Everman Field Texas
Mar. 14, 1918
Dear Mrs. Wells
You letter at hand and was certainly glad to hear from you and to know that you good women are taking an interest in the boys of the army. I for one sure aprechiate [sic] it and I know that many more of the boys feel the same as I. You were almost right when you thought that I was Scotch I am Irish though borne in this country my parents were both borne and were married in Ireland they came to this country and settled in Illinois not far from Springfield There I was borne but they both passed away and I was left to fight the world alone and I lost track of my relatives in Ireland. But nevertheless I managed to obtain a fair education and at the same time to get some experience with machinery. After leaving school I took up steam engineering but when we saw what the gass motors were able of doing I fell for them and for the past four years I have put every opportunity that I have had in on them. That is how I am holding the position in the Aero Corpse that I do today. [...] I do not know when [we] will go over men are leaving here almost every day but my Squadron is supposed to be a training squadron for others and we have a large training school here.

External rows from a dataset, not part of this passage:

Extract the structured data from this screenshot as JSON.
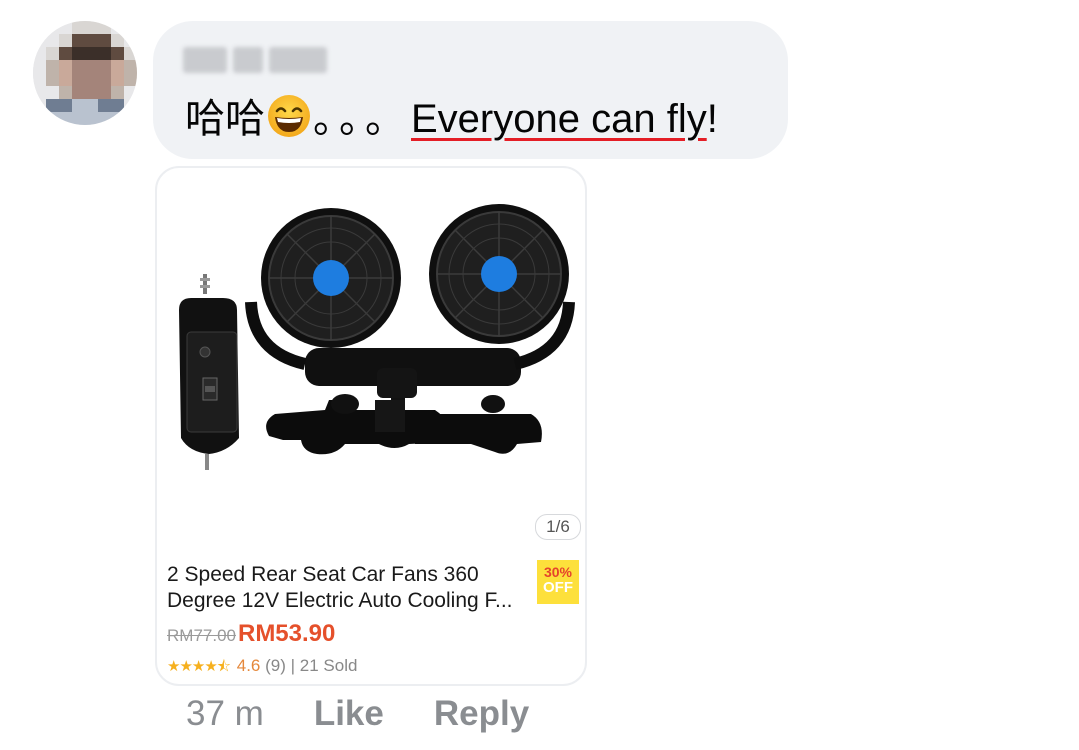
{
  "comment": {
    "author_name": "",
    "text_prefix": "哈哈",
    "emoji": "grinning-smiling-eyes-emoji",
    "text_dots": "。。。",
    "text_link": "Everyone can fly",
    "text_suffix": "!"
  },
  "product": {
    "image_icon": "dual-car-fan-image",
    "pager": "1/6",
    "title_line1": "2 Speed Rear Seat Car Fans 360",
    "title_line2": "Degree 12V Electric Auto Cooling F...",
    "discount_pct": "30%",
    "discount_off": "OFF",
    "old_price": "RM77.00",
    "new_price": "RM53.90",
    "rating_stars": 4.5,
    "rating_value": "4.6",
    "rating_count": "(9)",
    "sold": "| 21 Sold"
  },
  "actions": {
    "time": "37 m",
    "like": "Like",
    "reply": "Reply"
  },
  "colors": {
    "bubble_bg": "#f0f2f5",
    "price_accent": "#e5502b",
    "discount_bg": "#fde03b",
    "star": "#f6b01e",
    "action_text": "#8a8d91"
  }
}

My Commanding officer told me that I would be held here as an instructor but I don't know yet[.] I spoke about going across and he says we must have men here to teach the others so they will do as they like not what I want but then I don't kick[.] we are in the Army to win and what the Goverment sees best to do that suits me. [...] hopeing to hear from you in the near future[.] I remain as ever with the colors.
Wm McFarland

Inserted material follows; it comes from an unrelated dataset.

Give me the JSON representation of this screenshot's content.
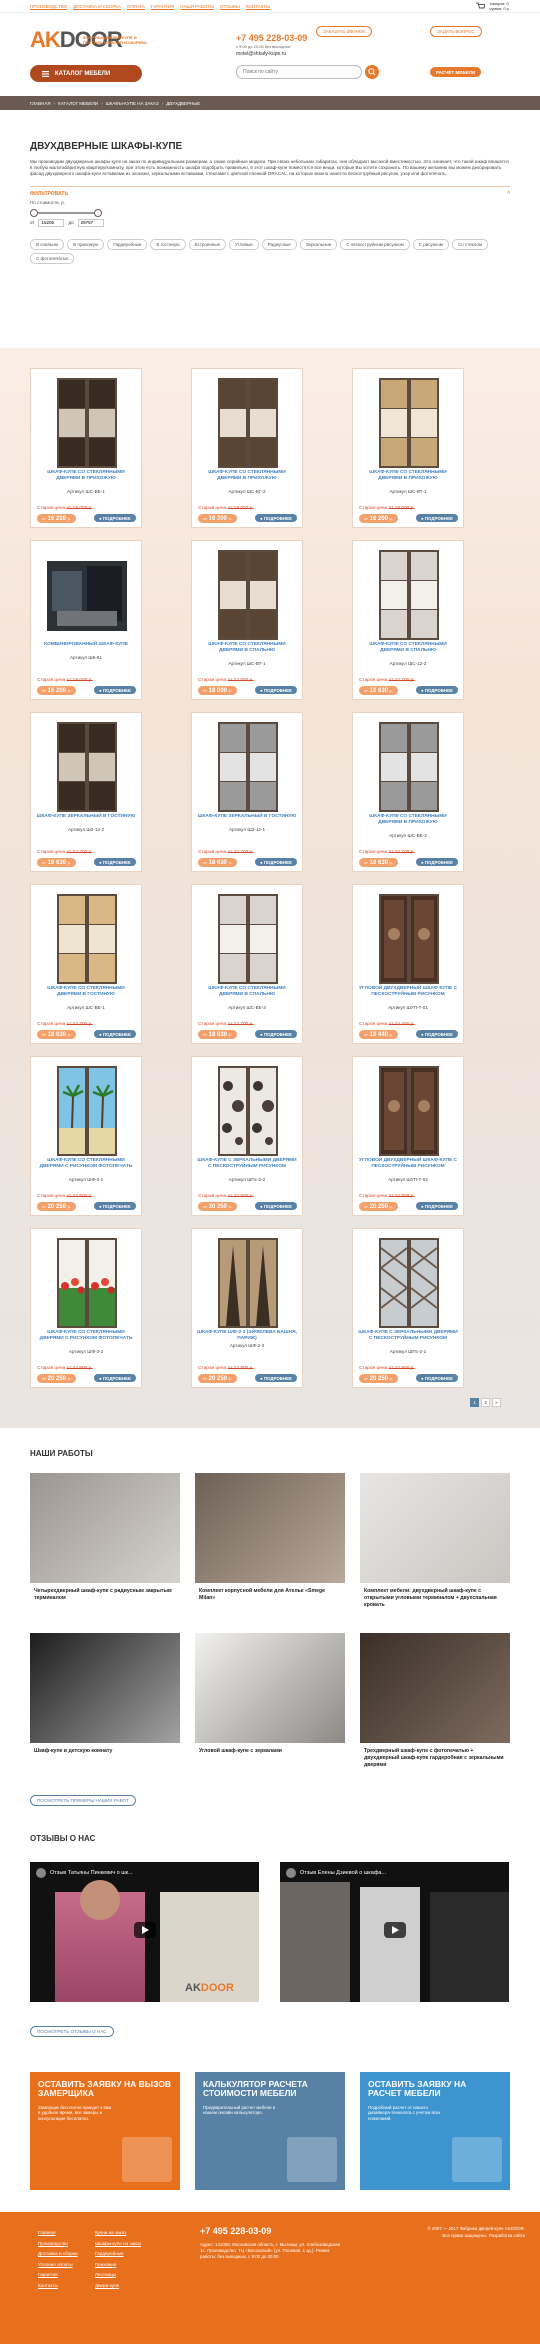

Citation: William McFarland Papers. Minnesota Historical Society, St. Paul, Minnesota. P120

Student Protest, 1972

By: Lori Williamson | Item of the Day | March 14, 2018
Student protest, 1972

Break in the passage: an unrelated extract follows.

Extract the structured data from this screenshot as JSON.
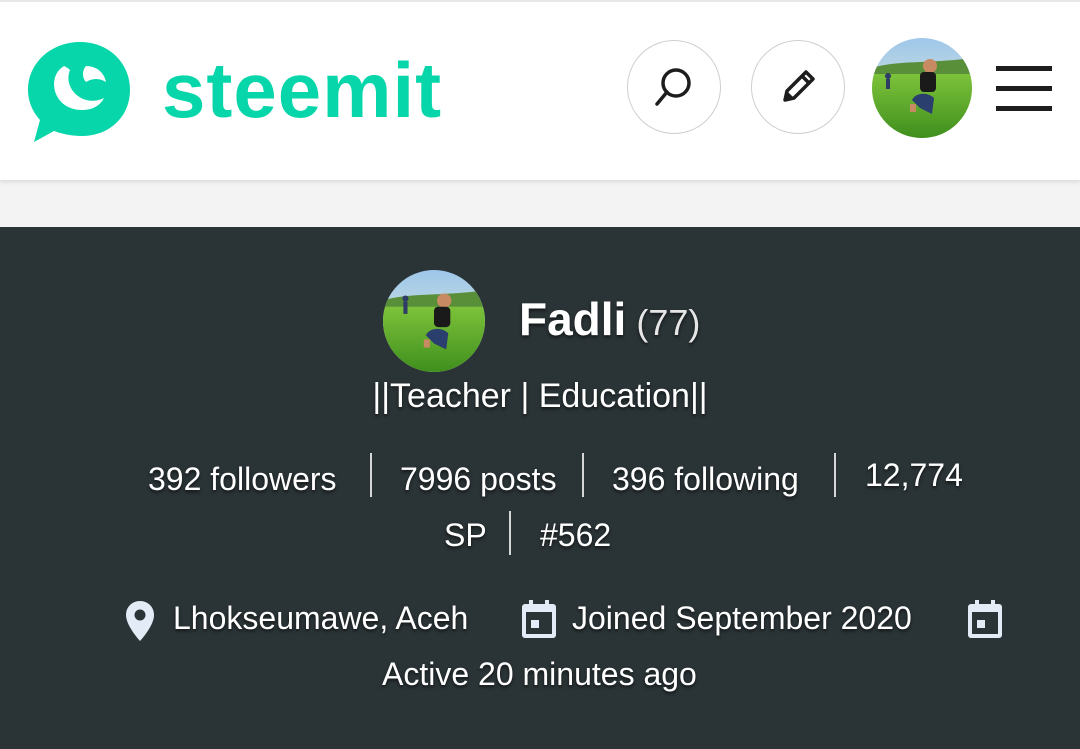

In honor of the students walking out of class today in protest, we post this reminder of earlier student protests. This photo is of University of Minnesota students protesting against United States invasion of Cambodia, 1972.

See it in Collections Online.

A Dance in Town

By: Lori Williamson | WW1 Daybook | March 13, 2018


In this letter to a Miss Palmes, Raymon Bowers writes about what training is like in Jackson, South Carolina. Like a true Minnesotan he complains about the heat a great deal, commenting on the humidity, not being able to use his blankets at night and the lack of rain. He also recounts a trip into town where his company went to a dance. Bowers states that this was the first time he had the opportunity to talk to a girl since he enlisted. This night back in the normal world was special for the soldiers, as they will not get to experience that again for a long while. Bowers also comments on some of the cultural differences in South Carolina versus Minnesota, like that musicians would sometimes change the cadance of the waltz, and that when a dance ended they would take the men by the arm and talk with them around the room instead of sitting down.

 


Jackson, S.C.
Mar. 13, 1918
My Dear Miss Palmes,
[...] When we'll be shipped, the devil only know. We were told on arriving in 3 weeks and again and again we've heard the same onl story. I'll not attepmt to say when; I will obey however I hope it won't be long. I'm very anxious to get across and then there's the fear of having to stay down here all summer when it will be so beastly hot that a certain place will seem cold comparatively speaking. [...] A week ago tonight our company went to town and had a great time at a dance. There were plenty of girls and good music and everyone had a great time. They dance down here much the same as they do up north, one peculiarity is that during a waltz they sometimes change the time increasing or decreasing the cadence. Perhaps the most unusual thing is on finishing a dance, the girl takes the boys arm and around and around the hall you go, they rarely sit down between dance: but promenade instead. [...] Lights out in ten minutes so I guess I'll have to stop. I hope this finds the entire Hist. staff well & the weather as fine as it could be.
As ever
Raymon

Citation: Raymon Bowers Papers. Minnesota Historical Society, St. Paul, Minnesota. P111

Pages